Taylor sees his blocking in front of him collapse and starts to scramble away from Johnson, who gets juked flat-footed. Willis is free to pursue and is able to change direction at the ankles just enough to tap Taylor to the ground.
Sack credited to: Jordan Willis
Sack Quality: Low
Benefitted by: Billings’s pressure and Johnson’s lack of agility
Sack 4: 14:10 remaining in the fourth quarter, third and seven on the Bills 28 yard-line
Just your typical coverage sack right here. The Bills initially send four targets down the field with one settling down in front of the first down marker. No one gets open downfield, and Dunlap is getting push on the right tackle. Taylor sees this and looks for his deep corner route down the left, but Burfict knows he’s not abandoning anyone in coverage and makes a break for Taylor. Coverage forces the ball to stay in the pocket; pressure forces the quarterback to become a ball carrier. Team defense working like a well-oiled machine.
Sack credited to: Vontaze Burfict
Sack quality: Low
Benefitted by: Dunlap pressure and coverage downfield
Sack 5: 12:23 remaining in the fourth quarter, third and eight on the Bills 39 yard-line
Once again, Lawson looks the part of an eight-year veteran with his hand usage. Granted, this was against a fellow rookie selected only two rounds higher than Lawson in Dion Dawkins, who made his third start of his career. But Lawson executes a perfect one arm chop that gets him space to bend around the edge, and actually gets through a slight hold from Dawkins as he tried to recover. All three and a half of Lawson’s sacks this season have been of high quality, and if you were familiar with his college tape, this shouldn’t be surprising. Lawson had some of the best hands of any edge rusher coming out this year.
Sack credited to: Carl Lawson
Sack quality: High
Benefitted by: Proficient hand usage and bend
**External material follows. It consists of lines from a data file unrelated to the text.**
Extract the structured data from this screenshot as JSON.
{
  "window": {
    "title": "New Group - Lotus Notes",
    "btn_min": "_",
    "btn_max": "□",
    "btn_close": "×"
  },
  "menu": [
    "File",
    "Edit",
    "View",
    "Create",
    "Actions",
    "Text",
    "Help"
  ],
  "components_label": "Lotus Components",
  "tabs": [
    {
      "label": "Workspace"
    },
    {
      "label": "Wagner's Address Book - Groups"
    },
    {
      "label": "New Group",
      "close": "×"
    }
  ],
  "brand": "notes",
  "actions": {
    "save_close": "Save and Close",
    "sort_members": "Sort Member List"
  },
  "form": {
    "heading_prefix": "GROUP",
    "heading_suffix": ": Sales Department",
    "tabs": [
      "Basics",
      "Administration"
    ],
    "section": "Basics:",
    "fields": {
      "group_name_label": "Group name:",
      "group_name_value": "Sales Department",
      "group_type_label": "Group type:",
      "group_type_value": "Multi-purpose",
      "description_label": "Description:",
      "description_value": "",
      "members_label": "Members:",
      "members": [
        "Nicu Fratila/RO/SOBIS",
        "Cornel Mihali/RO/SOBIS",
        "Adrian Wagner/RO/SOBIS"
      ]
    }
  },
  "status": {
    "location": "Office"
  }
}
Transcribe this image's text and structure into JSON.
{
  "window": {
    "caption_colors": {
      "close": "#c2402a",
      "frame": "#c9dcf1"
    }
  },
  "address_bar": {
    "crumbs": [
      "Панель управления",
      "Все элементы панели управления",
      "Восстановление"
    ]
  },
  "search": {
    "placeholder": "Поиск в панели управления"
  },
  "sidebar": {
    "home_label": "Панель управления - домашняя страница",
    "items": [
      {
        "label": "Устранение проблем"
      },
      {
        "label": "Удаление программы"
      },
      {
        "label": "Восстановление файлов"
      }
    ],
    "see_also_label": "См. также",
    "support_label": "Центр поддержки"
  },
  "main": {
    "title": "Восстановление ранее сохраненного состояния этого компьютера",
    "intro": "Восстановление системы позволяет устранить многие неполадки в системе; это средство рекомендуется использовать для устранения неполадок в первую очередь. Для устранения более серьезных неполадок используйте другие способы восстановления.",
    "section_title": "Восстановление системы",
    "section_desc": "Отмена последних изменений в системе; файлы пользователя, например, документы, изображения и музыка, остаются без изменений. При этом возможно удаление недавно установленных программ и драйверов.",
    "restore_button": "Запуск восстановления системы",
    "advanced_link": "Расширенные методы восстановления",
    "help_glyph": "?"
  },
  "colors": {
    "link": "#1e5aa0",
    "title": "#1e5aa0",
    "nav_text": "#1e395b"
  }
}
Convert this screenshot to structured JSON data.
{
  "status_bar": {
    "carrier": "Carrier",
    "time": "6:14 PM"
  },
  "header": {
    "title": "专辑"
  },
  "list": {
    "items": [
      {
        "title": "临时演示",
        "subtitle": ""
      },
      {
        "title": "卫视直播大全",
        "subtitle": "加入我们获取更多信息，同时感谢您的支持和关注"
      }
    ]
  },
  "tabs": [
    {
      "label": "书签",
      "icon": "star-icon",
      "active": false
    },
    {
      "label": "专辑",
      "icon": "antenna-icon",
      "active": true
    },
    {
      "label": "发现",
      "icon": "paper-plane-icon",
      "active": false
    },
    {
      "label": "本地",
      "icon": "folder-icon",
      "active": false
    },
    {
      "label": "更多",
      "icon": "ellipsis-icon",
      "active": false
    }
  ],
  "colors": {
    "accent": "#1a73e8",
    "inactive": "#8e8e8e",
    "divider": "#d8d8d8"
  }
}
Sack 6: 3:33 remaining in the fourth quarter, first and 10 on the Bills 25 yard-line
Johnson finished his day with his second sack late in the fourth quarter that would put the Bills in an eventual third and long which lead to a game-sealing George Iloka interception. Taylor is a ways back in the pocket after faking the hand off on play action, and is in an ideal place to survey the field with no Bengals pass rusher closing in on him. Yet, when his X receiver at the top of the picture is open after breaking on his hitch route, Taylor misses him and continues to hold the ball. He’s looking for his tight end breaking towards the right and by the time he looks back to the hitch, a good five seconds in the pocket ticks by and pressure is predictably starting to come.
Johnson slowly but surely swims by the right guard and makes his way to Taylor, who doesn’t do his offensive line any favors. The right guard gets his hands a little too high, but Johnson is able to shed him and get to Taylor. Still, it’s hard to fault this on the guard when Taylor takes too long to scan the field.
Sack credited to: Michael Johnson
Sack quality: Low
Benefitted by: Taylor not getting the ball out in time.
I like Johnson in his new role inside because the lack of space in the 4-2T range eases his drop off of athleticism, and it gives guys like Lawson, Willis and Chris Smith more opportunities on the edge. But Johnson is still mediocre as a pass rusher overall, it just gets mitigated better in this role, as seen here.
With the bye week among us, I got a special offensive line piece planned out to review the first five weeks with that group.